In this installment, I’ll be looking at the late 70s American side of New Wave. Whereas British New Wave (The Stranglers, The Jam, The Boomtown Rats, e.g.) strikes me as emerging from punk, or at least leaning fairly closely to punk, US New Wave seems a pretty different animal.

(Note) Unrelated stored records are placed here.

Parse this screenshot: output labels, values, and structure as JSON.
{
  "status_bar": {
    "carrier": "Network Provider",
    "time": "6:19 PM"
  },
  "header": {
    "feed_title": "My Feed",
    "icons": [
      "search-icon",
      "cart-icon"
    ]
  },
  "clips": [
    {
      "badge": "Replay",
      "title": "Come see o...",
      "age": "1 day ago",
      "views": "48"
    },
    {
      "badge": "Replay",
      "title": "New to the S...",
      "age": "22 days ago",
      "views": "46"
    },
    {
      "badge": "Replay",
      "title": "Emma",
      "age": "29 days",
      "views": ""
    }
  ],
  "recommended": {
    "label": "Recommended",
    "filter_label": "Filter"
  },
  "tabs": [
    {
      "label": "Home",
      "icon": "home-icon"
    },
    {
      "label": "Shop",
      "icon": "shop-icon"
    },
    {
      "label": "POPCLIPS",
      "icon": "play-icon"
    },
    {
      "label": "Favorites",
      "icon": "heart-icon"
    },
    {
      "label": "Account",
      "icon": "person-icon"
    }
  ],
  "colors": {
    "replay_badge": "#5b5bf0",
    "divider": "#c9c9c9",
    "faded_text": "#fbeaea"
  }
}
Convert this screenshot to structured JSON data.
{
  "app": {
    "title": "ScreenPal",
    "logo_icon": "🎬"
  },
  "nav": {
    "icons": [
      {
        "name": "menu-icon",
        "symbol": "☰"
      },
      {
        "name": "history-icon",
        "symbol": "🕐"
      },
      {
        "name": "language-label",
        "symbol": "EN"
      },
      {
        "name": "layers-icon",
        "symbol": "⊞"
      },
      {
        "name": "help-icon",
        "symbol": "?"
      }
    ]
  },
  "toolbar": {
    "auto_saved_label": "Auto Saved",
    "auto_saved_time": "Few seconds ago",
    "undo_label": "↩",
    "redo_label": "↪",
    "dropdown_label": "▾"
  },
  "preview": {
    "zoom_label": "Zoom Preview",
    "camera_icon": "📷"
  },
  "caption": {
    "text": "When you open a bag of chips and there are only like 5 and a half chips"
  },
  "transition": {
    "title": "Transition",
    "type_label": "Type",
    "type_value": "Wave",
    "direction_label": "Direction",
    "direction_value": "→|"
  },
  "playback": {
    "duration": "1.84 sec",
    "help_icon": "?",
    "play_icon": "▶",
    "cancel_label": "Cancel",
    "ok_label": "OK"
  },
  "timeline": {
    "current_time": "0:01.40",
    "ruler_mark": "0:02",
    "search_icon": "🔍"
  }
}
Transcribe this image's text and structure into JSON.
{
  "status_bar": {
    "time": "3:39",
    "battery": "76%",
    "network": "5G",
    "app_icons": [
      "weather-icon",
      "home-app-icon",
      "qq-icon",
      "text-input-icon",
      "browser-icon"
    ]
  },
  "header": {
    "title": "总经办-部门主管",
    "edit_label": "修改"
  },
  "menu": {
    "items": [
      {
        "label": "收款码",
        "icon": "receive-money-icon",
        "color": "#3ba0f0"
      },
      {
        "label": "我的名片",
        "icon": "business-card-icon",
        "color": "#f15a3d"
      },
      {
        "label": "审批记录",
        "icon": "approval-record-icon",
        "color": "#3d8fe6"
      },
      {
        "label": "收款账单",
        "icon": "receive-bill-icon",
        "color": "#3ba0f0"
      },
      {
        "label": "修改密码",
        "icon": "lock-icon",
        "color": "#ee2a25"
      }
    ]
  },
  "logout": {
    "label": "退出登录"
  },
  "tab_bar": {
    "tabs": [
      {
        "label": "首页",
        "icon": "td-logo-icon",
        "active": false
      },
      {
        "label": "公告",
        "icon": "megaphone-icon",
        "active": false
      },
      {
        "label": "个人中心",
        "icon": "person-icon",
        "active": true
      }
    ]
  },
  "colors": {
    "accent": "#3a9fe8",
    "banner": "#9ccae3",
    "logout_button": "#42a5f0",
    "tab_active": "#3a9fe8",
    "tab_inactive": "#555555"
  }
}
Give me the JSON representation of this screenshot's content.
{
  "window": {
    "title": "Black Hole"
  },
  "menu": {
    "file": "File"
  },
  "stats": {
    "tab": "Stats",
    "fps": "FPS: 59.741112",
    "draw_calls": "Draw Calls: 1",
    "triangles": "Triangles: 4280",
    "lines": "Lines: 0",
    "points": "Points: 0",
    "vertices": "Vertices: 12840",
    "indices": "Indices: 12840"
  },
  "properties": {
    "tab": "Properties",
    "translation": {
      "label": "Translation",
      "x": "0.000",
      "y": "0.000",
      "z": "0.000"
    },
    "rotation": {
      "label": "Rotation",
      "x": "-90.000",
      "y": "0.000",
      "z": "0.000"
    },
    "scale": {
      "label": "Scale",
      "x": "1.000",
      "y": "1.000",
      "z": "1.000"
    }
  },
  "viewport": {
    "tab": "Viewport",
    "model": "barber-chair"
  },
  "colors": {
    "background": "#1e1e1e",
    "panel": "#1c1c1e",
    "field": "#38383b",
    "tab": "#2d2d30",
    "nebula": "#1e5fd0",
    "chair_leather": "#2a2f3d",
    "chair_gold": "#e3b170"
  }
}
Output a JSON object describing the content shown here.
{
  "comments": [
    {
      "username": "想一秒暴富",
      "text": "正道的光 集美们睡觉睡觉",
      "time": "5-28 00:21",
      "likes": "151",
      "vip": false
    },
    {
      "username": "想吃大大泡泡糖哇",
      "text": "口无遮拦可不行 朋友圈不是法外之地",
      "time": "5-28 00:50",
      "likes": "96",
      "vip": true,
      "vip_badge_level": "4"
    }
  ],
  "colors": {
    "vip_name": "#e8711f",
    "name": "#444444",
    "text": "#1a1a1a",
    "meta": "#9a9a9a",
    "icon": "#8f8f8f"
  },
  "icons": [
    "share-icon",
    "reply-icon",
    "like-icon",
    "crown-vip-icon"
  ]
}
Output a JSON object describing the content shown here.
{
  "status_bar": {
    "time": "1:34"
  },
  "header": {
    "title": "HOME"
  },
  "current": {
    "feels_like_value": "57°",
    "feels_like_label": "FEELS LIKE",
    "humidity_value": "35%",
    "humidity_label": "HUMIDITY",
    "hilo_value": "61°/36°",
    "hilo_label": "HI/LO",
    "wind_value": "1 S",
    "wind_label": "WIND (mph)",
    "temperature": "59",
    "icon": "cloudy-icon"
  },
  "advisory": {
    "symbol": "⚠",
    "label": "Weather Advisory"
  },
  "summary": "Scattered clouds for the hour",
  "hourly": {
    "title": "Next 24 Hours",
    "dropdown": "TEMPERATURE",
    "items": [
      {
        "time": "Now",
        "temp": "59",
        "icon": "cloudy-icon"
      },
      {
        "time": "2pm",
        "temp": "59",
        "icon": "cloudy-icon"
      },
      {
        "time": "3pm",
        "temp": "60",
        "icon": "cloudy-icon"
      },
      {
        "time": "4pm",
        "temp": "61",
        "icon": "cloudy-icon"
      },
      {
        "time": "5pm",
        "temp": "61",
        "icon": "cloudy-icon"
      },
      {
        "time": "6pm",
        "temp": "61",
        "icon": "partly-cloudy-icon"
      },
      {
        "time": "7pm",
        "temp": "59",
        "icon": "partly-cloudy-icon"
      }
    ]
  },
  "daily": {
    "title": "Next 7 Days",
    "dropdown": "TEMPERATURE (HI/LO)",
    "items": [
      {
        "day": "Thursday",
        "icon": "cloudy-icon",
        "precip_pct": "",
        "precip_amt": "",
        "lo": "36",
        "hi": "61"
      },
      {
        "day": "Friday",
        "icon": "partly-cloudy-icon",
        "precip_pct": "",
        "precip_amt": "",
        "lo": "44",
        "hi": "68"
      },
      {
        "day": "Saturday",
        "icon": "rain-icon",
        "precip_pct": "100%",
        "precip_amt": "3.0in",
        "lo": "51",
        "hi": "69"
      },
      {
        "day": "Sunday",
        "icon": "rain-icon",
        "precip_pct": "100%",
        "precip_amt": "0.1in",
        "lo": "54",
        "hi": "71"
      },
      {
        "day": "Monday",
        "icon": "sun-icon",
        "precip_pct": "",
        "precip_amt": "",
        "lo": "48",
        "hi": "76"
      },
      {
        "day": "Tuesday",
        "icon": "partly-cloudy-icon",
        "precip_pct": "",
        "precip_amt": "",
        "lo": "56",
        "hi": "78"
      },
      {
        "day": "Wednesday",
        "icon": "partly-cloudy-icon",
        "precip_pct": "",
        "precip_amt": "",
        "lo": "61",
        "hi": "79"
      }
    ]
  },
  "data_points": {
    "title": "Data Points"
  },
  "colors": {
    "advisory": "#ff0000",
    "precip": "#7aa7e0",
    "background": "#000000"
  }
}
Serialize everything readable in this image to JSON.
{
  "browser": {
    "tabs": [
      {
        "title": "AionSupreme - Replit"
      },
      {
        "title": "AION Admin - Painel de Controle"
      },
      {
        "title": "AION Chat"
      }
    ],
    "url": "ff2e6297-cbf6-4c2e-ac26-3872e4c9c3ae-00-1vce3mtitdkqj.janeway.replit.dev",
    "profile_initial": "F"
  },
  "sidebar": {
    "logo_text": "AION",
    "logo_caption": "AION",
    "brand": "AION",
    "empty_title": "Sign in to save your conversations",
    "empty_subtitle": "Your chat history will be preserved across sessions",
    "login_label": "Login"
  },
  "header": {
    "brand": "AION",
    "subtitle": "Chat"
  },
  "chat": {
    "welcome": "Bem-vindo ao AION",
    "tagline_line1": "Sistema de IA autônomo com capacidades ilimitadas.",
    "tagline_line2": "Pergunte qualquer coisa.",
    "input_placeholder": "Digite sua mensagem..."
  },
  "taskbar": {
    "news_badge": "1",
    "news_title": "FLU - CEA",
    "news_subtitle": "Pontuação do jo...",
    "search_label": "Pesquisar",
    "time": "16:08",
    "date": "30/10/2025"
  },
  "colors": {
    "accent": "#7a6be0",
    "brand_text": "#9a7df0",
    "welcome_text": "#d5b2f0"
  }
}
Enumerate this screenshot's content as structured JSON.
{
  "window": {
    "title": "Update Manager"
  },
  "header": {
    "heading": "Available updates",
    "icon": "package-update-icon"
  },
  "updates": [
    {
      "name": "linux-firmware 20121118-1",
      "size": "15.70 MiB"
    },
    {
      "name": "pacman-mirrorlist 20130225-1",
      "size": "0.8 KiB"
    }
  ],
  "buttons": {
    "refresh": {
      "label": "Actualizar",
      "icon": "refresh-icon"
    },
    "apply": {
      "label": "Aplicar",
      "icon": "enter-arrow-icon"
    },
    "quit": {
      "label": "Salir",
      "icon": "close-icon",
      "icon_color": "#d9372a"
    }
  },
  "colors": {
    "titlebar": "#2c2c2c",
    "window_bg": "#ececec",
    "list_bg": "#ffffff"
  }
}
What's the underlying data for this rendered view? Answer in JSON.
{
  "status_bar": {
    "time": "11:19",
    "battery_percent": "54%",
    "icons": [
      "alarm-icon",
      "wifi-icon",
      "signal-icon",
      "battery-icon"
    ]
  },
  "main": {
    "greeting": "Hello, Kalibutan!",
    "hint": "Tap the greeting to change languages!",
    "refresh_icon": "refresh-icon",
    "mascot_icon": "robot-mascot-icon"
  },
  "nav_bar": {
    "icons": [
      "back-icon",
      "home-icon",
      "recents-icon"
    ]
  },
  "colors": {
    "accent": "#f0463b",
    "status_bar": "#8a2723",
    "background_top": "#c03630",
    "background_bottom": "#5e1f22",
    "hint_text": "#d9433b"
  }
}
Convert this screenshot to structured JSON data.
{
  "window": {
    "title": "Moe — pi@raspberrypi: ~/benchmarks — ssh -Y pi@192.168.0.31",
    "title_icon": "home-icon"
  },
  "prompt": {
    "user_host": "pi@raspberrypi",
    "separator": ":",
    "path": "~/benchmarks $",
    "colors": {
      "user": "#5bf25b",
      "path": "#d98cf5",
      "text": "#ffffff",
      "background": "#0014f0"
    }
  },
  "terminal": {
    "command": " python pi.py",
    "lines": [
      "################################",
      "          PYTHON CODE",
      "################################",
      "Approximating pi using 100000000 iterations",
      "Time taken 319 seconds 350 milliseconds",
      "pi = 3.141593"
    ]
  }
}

It has some clear punk tendencies:
- looking backward nostalgically to “simpler” 50s and early 60s rock;
- fast tempos, with aggressive basslines and drumming;
- a minimalist tendency toward building songs around short, repeated melodic phrases;
- shouted/declaimed/half-sung lyrics;
- political overtones;
…but at the same time it’s also very different, being:
- much more theatrical (and often more overtly bizarre and weird);
- much poppier;
- more willing to draw on “opposing” musical trends, such as glam, prog rock, and (later on) dance styles, such as world music and disco.
That all said, both US and UK New Wave share some similarities:
- art/experimental overtones, resulting in complex songs often built around punk back beats;
- an all-around angularity;
- the heavy use of synthesizers;
- an overall geekiness, with singers often exaggerating their faces while performing.
Not every band shares all of these characteristics, of course, but we’ll see plenty of them below…
This is the start of an ongoing series, in which I’ll examine two long-running interests of mine: 1) the concept of the art movement (and related issues like “scenes” and “the zeitgeist”), and 2) how the culture-at-large is not all that homogeneous, but rather braided together from numerous different subcultures, each following their own individual traditions, which sometimes overlap with one another, but often don’t.
Since we have to start somewhere, let’s start with Interpol, as they have a new record out (but let’s look at an earlier song and video, since no one seems to like the new stuff):
“Obstacle 1,” 2002, directed by Floria Sigismondi
Interpol formed in 1997, and became widely known when its members signed to Matador in 2002. Since then, the band’s been associated with the “post-punk revival” (PPR) of the early 2000s, its fellow travelers being bands like Bloc Party, Franz Ferdinand, The Killers, and The Strokes.
But how similar is Interpol, actually, to those other bands?